**Listed records**
________________________

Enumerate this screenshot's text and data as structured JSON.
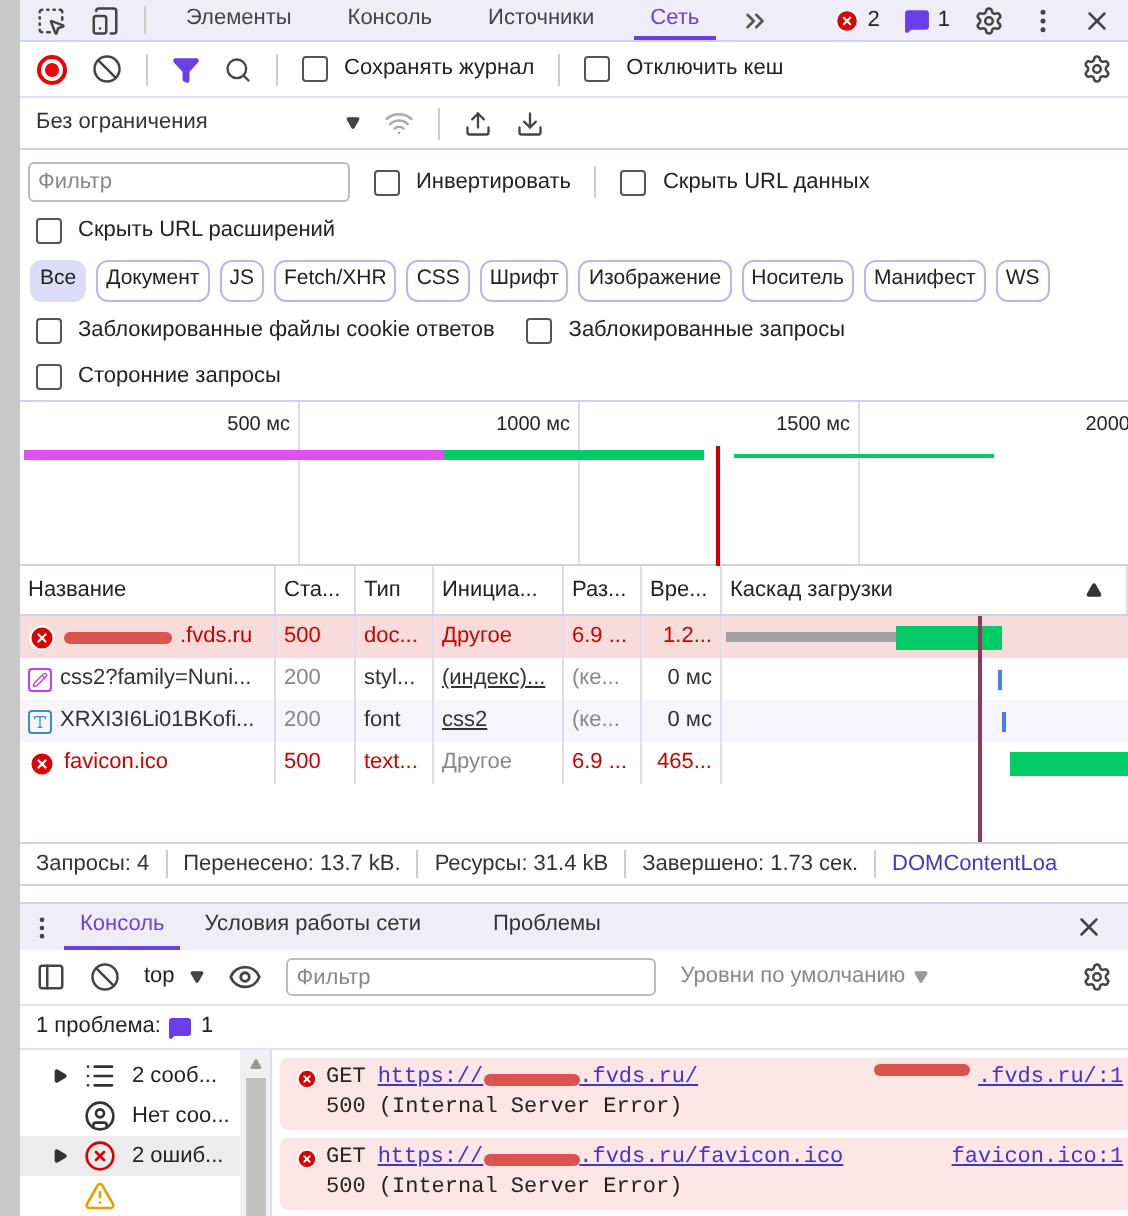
{
  "main_tabs": [
    {
      "label": "Элементы",
      "selected": false
    },
    {
      "label": "Консоль",
      "selected": false
    },
    {
      "label": "Источники",
      "selected": false
    },
    {
      "label": "Сеть",
      "selected": true
    }
  ],
  "badges": {
    "errors": "2",
    "issues": "1"
  },
  "toolbar": {
    "preserve_log": {
      "label": "Сохранять журнал",
      "checked": false
    },
    "disable_cache": {
      "label": "Отключить кеш",
      "checked": false
    },
    "throttling": "Без ограничения"
  },
  "filter": {
    "placeholder": "Фильтр",
    "invert": {
      "label": "Инвертировать",
      "checked": false
    },
    "hide_data_urls": {
      "label": "Скрыть URL данных",
      "checked": false
    },
    "hide_extension_urls": {
      "label": "Скрыть URL расширений",
      "checked": false
    }
  },
  "type_chips": [
    {
      "label": "Все",
      "selected": true
    },
    {
      "label": "Документ",
      "selected": false
    },
    {
      "label": "JS",
      "selected": false
    },
    {
      "label": "Fetch/XHR",
      "selected": false
    },
    {
      "label": "CSS",
      "selected": false
    },
    {
      "label": "Шрифт",
      "selected": false
    },
    {
      "label": "Изображение",
      "selected": false
    },
    {
      "label": "Носитель",
      "selected": false
    },
    {
      "label": "Манифест",
      "selected": false
    },
    {
      "label": "WS",
      "selected": false
    }
  ],
  "blocked_options": [
    {
      "label": "Заблокированные файлы cookie ответов",
      "checked": false
    },
    {
      "label": "Заблокированные запросы",
      "checked": false
    },
    {
      "label": "Сторонние запросы",
      "checked": false
    }
  ],
  "overview_ticks": [
    "500 мс",
    "1000 мс",
    "1500 мс",
    "2000"
  ],
  "table": {
    "columns": [
      "Название",
      "Ста...",
      "Тип",
      "Инициа...",
      "Раз...",
      "Вре...",
      "Каскад загрузки"
    ],
    "rows": [
      {
        "kind": "document",
        "name": ".fvds.ru",
        "redacted": true,
        "status": "500",
        "type": "doc...",
        "initiator": "Другое",
        "initiator_link": false,
        "initiator_dim": false,
        "size": "6.9 ...",
        "time": "1.2...",
        "error": true,
        "selected": true
      },
      {
        "kind": "stylesheet",
        "name": "css2?family=Nuni...",
        "redacted": false,
        "status": "200",
        "type": "styl...",
        "initiator": "(индекс)...",
        "initiator_link": true,
        "initiator_dim": false,
        "size": "(ке...",
        "time": "0 мс",
        "error": false,
        "selected": false
      },
      {
        "kind": "font",
        "name": "XRXI3I6Li01BKofi...",
        "redacted": false,
        "status": "200",
        "type": "font",
        "initiator": "css2",
        "initiator_link": true,
        "initiator_dim": false,
        "size": "(ке...",
        "time": "0 мс",
        "error": false,
        "selected": false
      },
      {
        "kind": "document",
        "name": "favicon.ico",
        "redacted": false,
        "status": "500",
        "type": "text...",
        "initiator": "Другое",
        "initiator_link": false,
        "initiator_dim": true,
        "size": "6.9 ...",
        "time": "465...",
        "error": true,
        "selected": false
      }
    ]
  },
  "status_bar": [
    "Запросы: 4",
    "Перенесено: 13.7 kB.",
    "Ресурсы: 31.4 kB",
    "Завершено: 1.73 сек.",
    "DOMContentLoa"
  ],
  "drawer_tabs": [
    {
      "label": "Консоль",
      "selected": true
    },
    {
      "label": "Условия работы сети",
      "selected": false
    },
    {
      "label": "Проблемы",
      "selected": false
    }
  ],
  "console_toolbar": {
    "context": "top",
    "placeholder": "Фильтр",
    "levels": "Уровни по умолчанию"
  },
  "issues_line": {
    "label": "1 проблема:",
    "count": "1"
  },
  "console_sidebar": [
    {
      "kind": "messages",
      "label": "2 сооб...",
      "expanded": false,
      "selected": false
    },
    {
      "kind": "user",
      "label": "Нет соо...",
      "selected": false
    },
    {
      "kind": "errors",
      "label": "2 ошиб...",
      "expanded": false,
      "selected": true
    },
    {
      "kind": "warnings",
      "selected": false
    }
  ],
  "messages": [
    {
      "method": "GET",
      "url_prefix": "https://",
      "url_suffix": ".fvds.ru/",
      "source": ".fvds.ru/:1",
      "source_redacted": true,
      "text": "500 (Internal Server Error)"
    },
    {
      "method": "GET",
      "url_prefix": "https://",
      "url_suffix": ".fvds.ru/favicon.ico",
      "source": "favicon.ico:1",
      "source_redacted": false,
      "text": "500 (Internal Server Error)"
    }
  ]
}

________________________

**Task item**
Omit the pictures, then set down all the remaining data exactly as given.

**Solution**
Enumerate this screenshot's text and data as structured JSON.
{
  "main_tabs": [
    {
      "label": "Элементы",
      "selected": false
    },
    {
      "label": "Консоль",
      "selected": false
    },
    {
      "label": "Источники",
      "selected": false
    },
    {
      "label": "Сеть",
      "selected": true
    }
  ],
  "badges": {
    "errors": "2",
    "issues": "1"
  },
  "toolbar": {
    "preserve_log": {
      "label": "Сохранять журнал",
      "checked": false
    },
    "disable_cache": {
      "label": "Отключить кеш",
      "checked": false
    },
    "throttling": "Без ограничения"
  },
  "filter": {
    "placeholder": "Фильтр",
    "invert": {
      "label": "Инвертировать",
      "checked": false
    },
    "hide_data_urls": {
      "label": "Скрыть URL данных",
      "checked": false
    },
    "hide_extension_urls": {
      "label": "Скрыть URL расширений",
      "checked": false
    }
  },
  "type_chips": [
    {
      "label": "Все",
      "selected": true
    },
    {
      "label": "Документ",
      "selected": false
    },
    {
      "label": "JS",
      "selected": false
    },
    {
      "label": "Fetch/XHR",
      "selected": false
    },
    {
      "label": "CSS",
      "selected": false
    },
    {
      "label": "Шрифт",
      "selected": false
    },
    {
      "label": "Изображение",
      "selected": false
    },
    {
      "label": "Носитель",
      "selected": false
    },
    {
      "label": "Манифест",
      "selected": false
    },
    {
      "label": "WS",
      "selected": false
    }
  ],
  "blocked_options": [
    {
      "label": "Заблокированные файлы cookie ответов",
      "checked": false
    },
    {
      "label": "Заблокированные запросы",
      "checked": false
    },
    {
      "label": "Сторонние запросы",
      "checked": false
    }
  ],
  "overview_ticks": [
    "500 мс",
    "1000 мс",
    "1500 мс",
    "2000"
  ],
  "table": {
    "columns": [
      "Название",
      "Ста...",
      "Тип",
      "Инициа...",
      "Раз...",
      "Вре...",
      "Каскад загрузки"
    ],
    "rows": [
      {
        "kind": "document",
        "name": ".fvds.ru",
        "redacted": true,
        "status": "500",
        "type": "doc...",
        "initiator": "Другое",
        "initiator_link": false,
        "initiator_dim": false,
        "size": "6.9 ...",
        "time": "1.2...",
        "error": true,
        "selected": true
      },
      {
        "kind": "stylesheet",
        "name": "css2?family=Nuni...",
        "redacted": false,
        "status": "200",
        "type": "styl...",
        "initiator": "(индекс)...",
        "initiator_link": true,
        "initiator_dim": false,
        "size": "(ке...",
        "time": "0 мс",
        "error": false,
        "selected": false
      },
      {
        "kind": "font",
        "name": "XRXI3I6Li01BKofi...",
        "redacted": false,
        "status": "200",
        "type": "font",
        "initiator": "css2",
        "initiator_link": true,
        "initiator_dim": false,
        "size": "(ке...",
        "time": "0 мс",
        "error": false,
        "selected": false
      },
      {
        "kind": "document",
        "name": "favicon.ico",
        "redacted": false,
        "status": "500",
        "type": "text...",
        "initiator": "Другое",
        "initiator_link": false,
        "initiator_dim": true,
        "size": "6.9 ...",
        "time": "465...",
        "error": true,
        "selected": false
      }
    ]
  },
  "status_bar": [
    "Запросы: 4",
    "Перенесено: 13.7 kB.",
    "Ресурсы: 31.4 kB",
    "Завершено: 1.73 сек.",
    "DOMContentLoa"
  ],
  "drawer_tabs": [
    {
      "label": "Консоль",
      "selected": true
    },
    {
      "label": "Условия работы сети",
      "selected": false
    },
    {
      "label": "Проблемы",
      "selected": false
    }
  ],
  "console_toolbar": {
    "context": "top",
    "placeholder": "Фильтр",
    "levels": "Уровни по умолчанию"
  },
  "issues_line": {
    "label": "1 проблема:",
    "count": "1"
  },
  "console_sidebar": [
    {
      "kind": "messages",
      "label": "2 сооб...",
      "expanded": false,
      "selected": false
    },
    {
      "kind": "user",
      "label": "Нет соо...",
      "selected": false
    },
    {
      "kind": "errors",
      "label": "2 ошиб...",
      "expanded": false,
      "selected": true
    },
    {
      "kind": "warnings",
      "selected": false
    }
  ],
  "messages": [
    {
      "method": "GET",
      "url_prefix": "https://",
      "url_suffix": ".fvds.ru/",
      "source": ".fvds.ru/:1",
      "source_redacted": true,
      "text": "500 (Internal Server Error)"
    },
    {
      "method": "GET",
      "url_prefix": "https://",
      "url_suffix": ".fvds.ru/favicon.ico",
      "source": "favicon.ico:1",
      "source_redacted": false,
      "text": "500 (Internal Server Error)"
    }
  ]
}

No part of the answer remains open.